And then, like clockwork:

Go back to the 1960s and F1 car design was an art. From sleek Brabhams, nimble Lotuses and gorgeous Dan Gurney Eagle, the 1960s represented the apogee of F1 car design. At least in terms of aesthetics.

Sigh. Yes, even in 2014, there are still people who can't forgive us for moving on from the Lotus 49.

Now I'm sorry Rob, everyone, but I just don't get it. You know what the cars of '66-'68 looks like to me? Primitive. They were simple, sure, but as far as I'm concerned simple is for simpletons. Give me complexity. Give me the fluid razor curves of the 2008 title rivals, the Ferrari F2008 and McLaren MP4-23, the most evenly-matched cars of the Noughties, maybe of all time. All I ever read in the official publications was how they looked like an aerodynamic dog's breakfast, but I just loved visualising the slipstream flowing around them, like some sort of fractal art in motion. I didn't care that they were the opposite of simple, they were clever, their shapes the result of an incredible amount of computer jamming, trial & error, and sheer hard work. They were and are, absolutely breathtaking.

It's no secret what's going on here. Everyone's idea of what Formula 1 should be is formed in the early days when they first encounter the sport; that's the era that gets framed by the nostalgia goggles and held up as the standard by which all other eras are measured. It happens to all of us, so I'm not going to be so unkind as to deprive the older fans of their right to an opinion. I just want them to realise that it happened differently to us young'uns. If you need a moment to gather up your blown mind, take all the time you need, we'll wait.

Cars with dongs on the front take a bit of getting used to, I'll admit. I'm not going to explain the technical loophole that created them, others have done a better job of that better already. But I will finish off by pointing out a basic principle.
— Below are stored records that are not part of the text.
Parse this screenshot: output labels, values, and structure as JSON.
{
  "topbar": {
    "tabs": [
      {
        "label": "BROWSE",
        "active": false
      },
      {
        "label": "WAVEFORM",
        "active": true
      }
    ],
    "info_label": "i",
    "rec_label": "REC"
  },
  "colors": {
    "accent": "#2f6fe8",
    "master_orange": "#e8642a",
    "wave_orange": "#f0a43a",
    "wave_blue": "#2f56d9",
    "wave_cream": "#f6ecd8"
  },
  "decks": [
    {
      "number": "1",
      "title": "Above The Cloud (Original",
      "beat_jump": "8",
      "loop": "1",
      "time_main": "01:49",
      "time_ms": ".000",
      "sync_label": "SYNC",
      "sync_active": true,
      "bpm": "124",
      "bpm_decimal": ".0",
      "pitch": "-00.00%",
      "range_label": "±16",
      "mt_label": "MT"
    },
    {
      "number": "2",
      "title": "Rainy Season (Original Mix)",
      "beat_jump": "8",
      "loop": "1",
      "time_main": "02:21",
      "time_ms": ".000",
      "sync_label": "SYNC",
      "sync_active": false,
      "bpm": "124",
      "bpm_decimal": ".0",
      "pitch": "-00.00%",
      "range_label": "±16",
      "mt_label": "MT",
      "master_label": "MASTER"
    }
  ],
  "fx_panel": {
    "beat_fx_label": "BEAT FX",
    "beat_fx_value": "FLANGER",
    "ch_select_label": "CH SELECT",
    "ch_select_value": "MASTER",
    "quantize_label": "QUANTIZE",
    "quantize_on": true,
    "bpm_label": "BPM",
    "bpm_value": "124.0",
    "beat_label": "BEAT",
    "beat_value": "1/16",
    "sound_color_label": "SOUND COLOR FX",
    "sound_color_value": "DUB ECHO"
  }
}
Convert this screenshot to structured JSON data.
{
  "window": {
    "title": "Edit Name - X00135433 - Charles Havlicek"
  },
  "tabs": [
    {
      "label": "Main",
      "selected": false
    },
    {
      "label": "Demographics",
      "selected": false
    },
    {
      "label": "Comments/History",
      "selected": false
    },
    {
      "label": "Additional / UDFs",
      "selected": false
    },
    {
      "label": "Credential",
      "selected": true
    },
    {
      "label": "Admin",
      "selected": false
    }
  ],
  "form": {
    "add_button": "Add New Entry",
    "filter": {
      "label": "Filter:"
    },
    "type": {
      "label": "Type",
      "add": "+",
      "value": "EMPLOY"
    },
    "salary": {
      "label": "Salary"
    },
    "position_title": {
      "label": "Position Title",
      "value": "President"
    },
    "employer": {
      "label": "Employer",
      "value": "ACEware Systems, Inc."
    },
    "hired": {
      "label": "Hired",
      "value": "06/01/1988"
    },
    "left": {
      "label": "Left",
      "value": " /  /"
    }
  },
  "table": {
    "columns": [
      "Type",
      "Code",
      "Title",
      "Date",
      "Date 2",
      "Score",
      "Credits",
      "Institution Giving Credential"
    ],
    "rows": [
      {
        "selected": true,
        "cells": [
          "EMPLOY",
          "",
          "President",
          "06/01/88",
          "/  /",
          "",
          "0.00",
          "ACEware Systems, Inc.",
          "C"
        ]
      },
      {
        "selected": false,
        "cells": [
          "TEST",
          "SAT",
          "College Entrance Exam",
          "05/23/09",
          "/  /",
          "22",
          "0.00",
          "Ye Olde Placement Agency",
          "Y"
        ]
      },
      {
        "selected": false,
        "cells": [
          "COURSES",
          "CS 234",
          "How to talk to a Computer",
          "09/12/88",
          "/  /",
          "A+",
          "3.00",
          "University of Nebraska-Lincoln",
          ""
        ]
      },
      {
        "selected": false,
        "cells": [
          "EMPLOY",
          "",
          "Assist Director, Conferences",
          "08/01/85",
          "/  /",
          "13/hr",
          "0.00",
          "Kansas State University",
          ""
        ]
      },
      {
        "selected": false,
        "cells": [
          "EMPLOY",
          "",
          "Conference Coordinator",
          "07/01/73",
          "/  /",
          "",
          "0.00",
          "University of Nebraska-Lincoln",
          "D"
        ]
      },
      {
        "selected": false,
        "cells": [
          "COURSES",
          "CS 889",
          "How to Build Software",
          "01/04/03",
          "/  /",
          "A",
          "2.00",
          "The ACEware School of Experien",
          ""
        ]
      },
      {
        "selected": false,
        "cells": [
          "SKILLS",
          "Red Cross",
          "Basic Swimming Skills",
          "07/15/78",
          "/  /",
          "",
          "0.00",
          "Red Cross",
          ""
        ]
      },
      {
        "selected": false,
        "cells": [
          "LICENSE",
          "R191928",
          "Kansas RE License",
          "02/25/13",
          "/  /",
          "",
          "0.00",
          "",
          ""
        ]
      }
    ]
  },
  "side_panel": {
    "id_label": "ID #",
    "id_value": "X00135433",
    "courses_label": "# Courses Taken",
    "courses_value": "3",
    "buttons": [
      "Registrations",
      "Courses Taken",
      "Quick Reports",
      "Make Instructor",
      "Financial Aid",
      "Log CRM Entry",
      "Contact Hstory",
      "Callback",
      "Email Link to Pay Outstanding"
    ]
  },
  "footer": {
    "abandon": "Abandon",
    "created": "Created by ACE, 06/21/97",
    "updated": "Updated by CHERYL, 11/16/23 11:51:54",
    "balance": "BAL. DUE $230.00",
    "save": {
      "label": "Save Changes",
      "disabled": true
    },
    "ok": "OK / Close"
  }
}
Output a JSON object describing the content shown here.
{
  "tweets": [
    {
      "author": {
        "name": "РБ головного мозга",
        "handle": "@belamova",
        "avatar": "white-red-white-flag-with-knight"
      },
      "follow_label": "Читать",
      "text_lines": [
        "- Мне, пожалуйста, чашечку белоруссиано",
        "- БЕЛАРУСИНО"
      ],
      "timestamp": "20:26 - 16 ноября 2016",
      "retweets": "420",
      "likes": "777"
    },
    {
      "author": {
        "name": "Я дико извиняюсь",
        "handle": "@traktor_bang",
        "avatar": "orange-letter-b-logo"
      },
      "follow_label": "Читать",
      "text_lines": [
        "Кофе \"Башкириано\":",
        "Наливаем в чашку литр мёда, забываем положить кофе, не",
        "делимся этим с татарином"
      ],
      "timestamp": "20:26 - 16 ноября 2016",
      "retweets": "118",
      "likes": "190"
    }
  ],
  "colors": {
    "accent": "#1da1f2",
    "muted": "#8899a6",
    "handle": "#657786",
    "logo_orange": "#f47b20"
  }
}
Want to see the four most beautiful Grand Prix cars of all time?

1992 Williams

1998 McLaren

2002 Ferrari
2011 Red Bull
The car that wins most looks best. So has it always been.